- TASK INSTRUCTIONS: State how many lines of the records contain the string "true", and give no other information.

- TASK DATA:
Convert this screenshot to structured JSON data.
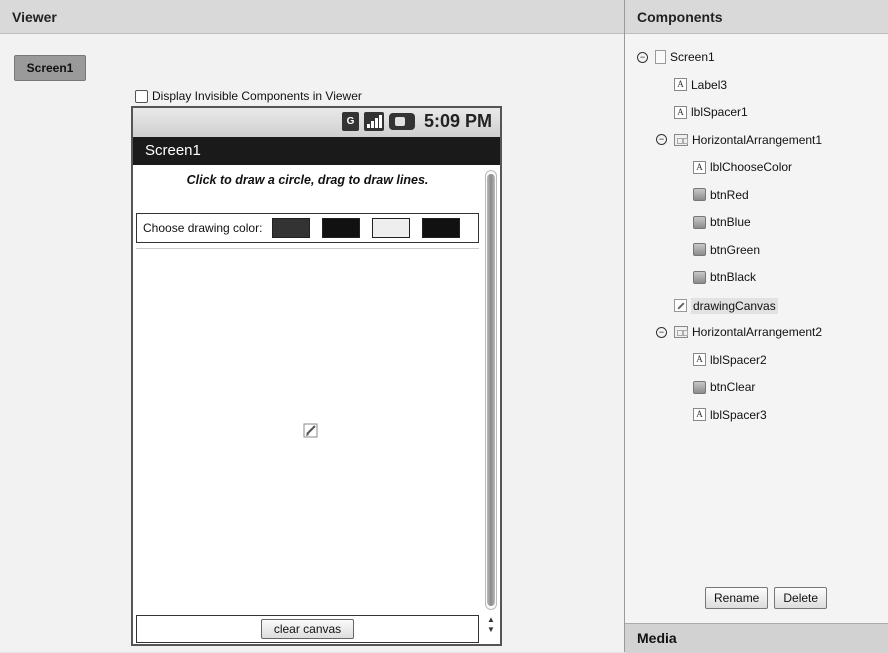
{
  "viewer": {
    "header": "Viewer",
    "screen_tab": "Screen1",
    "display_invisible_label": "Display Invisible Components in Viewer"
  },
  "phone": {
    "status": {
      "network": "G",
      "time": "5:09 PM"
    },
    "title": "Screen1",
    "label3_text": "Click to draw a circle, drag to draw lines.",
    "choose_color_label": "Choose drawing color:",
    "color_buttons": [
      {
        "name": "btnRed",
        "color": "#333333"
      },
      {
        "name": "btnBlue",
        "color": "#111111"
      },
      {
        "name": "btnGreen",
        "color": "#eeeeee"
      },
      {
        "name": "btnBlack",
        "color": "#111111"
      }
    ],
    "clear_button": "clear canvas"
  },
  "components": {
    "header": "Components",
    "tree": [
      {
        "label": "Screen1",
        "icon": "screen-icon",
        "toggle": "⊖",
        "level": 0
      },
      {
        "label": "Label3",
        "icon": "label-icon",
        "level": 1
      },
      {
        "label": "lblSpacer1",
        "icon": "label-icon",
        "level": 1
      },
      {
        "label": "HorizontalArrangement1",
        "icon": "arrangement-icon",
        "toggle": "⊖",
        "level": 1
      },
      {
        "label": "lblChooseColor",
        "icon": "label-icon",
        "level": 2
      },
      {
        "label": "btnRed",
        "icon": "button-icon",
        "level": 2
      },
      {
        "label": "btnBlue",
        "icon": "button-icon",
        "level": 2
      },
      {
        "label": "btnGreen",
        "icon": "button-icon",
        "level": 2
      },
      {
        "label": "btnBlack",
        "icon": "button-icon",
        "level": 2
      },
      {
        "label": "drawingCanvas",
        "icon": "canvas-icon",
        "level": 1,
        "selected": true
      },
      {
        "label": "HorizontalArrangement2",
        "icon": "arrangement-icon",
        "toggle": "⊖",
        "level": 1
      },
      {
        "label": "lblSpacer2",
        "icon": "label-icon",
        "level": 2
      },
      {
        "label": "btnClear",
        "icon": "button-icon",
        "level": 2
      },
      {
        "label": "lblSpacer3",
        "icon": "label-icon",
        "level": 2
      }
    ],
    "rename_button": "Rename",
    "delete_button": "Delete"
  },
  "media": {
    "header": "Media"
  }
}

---

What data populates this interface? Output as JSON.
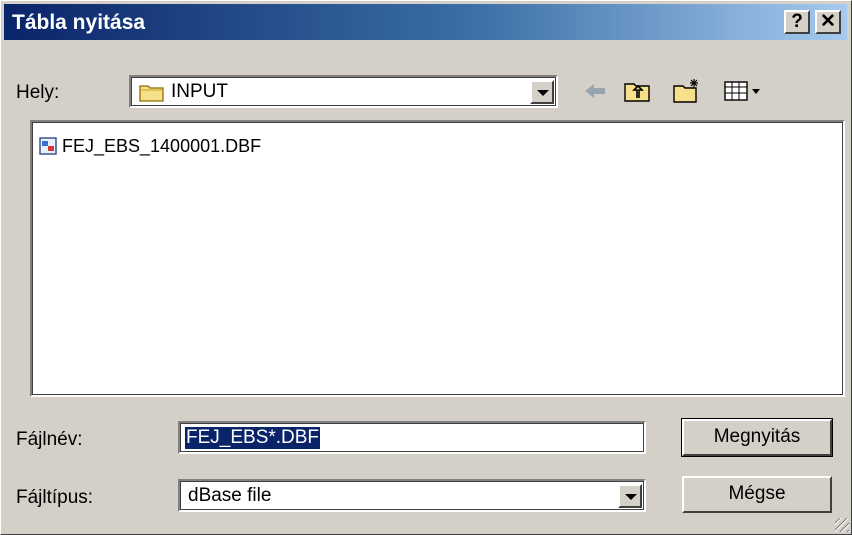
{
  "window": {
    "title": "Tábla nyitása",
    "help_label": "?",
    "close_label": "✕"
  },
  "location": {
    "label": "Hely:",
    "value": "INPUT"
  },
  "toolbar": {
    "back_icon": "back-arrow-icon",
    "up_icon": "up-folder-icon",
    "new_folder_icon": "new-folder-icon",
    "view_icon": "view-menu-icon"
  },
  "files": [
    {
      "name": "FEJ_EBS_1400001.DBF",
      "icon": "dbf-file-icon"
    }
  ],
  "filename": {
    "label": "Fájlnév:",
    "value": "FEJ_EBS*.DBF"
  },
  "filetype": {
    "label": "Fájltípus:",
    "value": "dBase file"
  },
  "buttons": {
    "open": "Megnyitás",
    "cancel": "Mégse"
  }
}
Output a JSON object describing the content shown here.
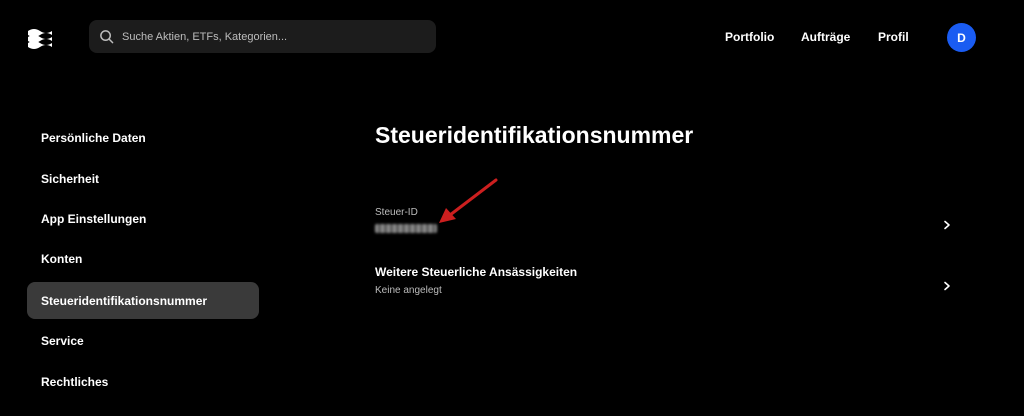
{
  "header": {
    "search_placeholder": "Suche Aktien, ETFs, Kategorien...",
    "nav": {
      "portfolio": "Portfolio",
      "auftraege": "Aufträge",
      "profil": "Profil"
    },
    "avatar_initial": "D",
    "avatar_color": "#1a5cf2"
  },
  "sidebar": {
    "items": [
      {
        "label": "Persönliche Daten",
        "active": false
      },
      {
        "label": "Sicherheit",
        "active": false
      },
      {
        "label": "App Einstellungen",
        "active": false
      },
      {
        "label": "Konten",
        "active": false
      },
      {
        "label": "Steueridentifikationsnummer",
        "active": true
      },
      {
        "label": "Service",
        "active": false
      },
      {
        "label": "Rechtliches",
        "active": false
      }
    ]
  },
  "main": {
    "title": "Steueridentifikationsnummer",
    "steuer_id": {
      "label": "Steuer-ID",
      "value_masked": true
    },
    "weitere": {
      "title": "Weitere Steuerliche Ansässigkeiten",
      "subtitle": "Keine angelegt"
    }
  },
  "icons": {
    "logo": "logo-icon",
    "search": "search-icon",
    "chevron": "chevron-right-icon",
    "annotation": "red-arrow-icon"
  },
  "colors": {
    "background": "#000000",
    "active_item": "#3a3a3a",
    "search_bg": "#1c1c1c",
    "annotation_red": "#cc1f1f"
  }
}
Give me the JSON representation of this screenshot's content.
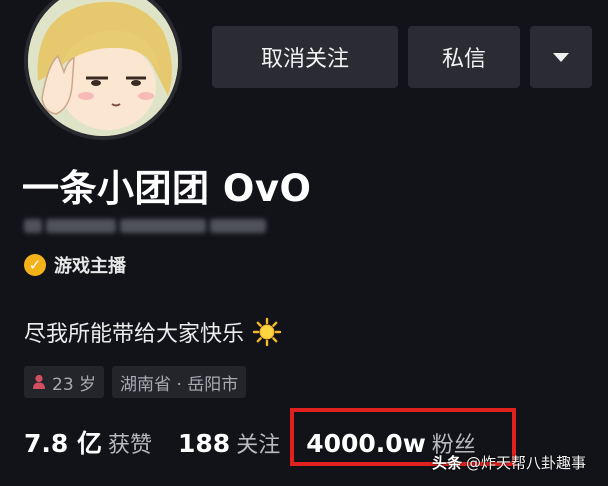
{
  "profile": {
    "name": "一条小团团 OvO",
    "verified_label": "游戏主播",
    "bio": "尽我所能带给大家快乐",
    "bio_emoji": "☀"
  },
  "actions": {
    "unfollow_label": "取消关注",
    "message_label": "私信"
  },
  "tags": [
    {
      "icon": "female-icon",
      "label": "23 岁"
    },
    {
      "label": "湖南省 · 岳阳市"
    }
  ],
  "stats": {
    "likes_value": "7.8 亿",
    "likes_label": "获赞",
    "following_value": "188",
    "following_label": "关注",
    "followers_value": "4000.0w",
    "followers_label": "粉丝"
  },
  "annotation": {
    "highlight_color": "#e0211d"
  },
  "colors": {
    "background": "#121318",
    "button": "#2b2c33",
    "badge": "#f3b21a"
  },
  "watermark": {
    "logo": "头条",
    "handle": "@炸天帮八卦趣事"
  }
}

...

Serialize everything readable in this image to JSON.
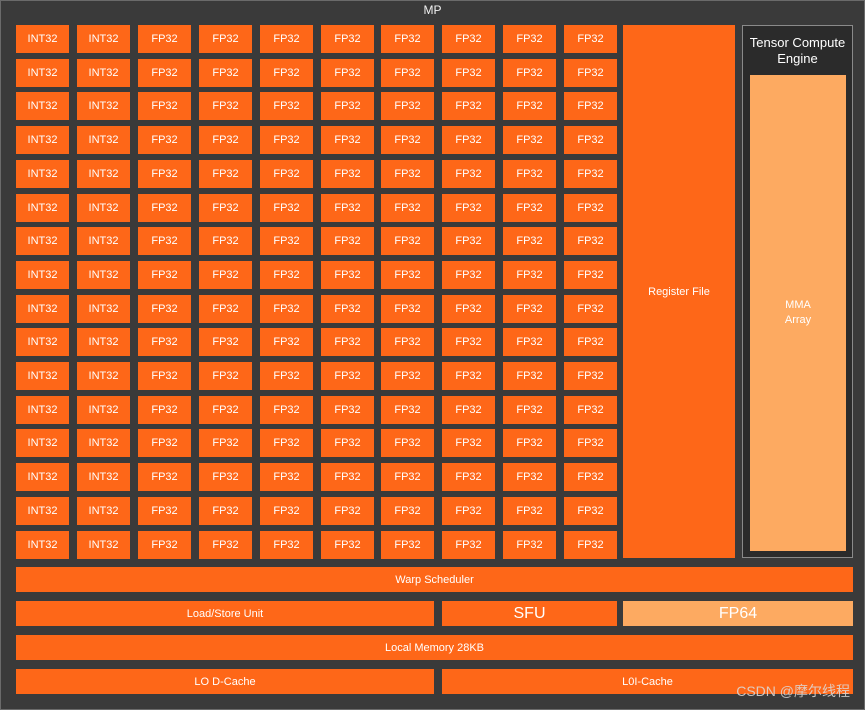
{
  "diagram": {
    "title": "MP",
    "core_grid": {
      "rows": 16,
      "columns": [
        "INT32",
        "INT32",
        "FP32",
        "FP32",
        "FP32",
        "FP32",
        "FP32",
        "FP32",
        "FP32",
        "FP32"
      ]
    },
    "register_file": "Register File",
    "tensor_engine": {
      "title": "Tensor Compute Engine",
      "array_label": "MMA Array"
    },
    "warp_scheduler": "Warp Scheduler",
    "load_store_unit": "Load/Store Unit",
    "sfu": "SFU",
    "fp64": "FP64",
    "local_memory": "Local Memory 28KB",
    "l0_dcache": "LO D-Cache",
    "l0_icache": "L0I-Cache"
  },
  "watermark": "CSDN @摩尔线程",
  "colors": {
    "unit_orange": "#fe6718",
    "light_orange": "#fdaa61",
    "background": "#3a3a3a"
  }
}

- ANSWER TO THIS TASK: 3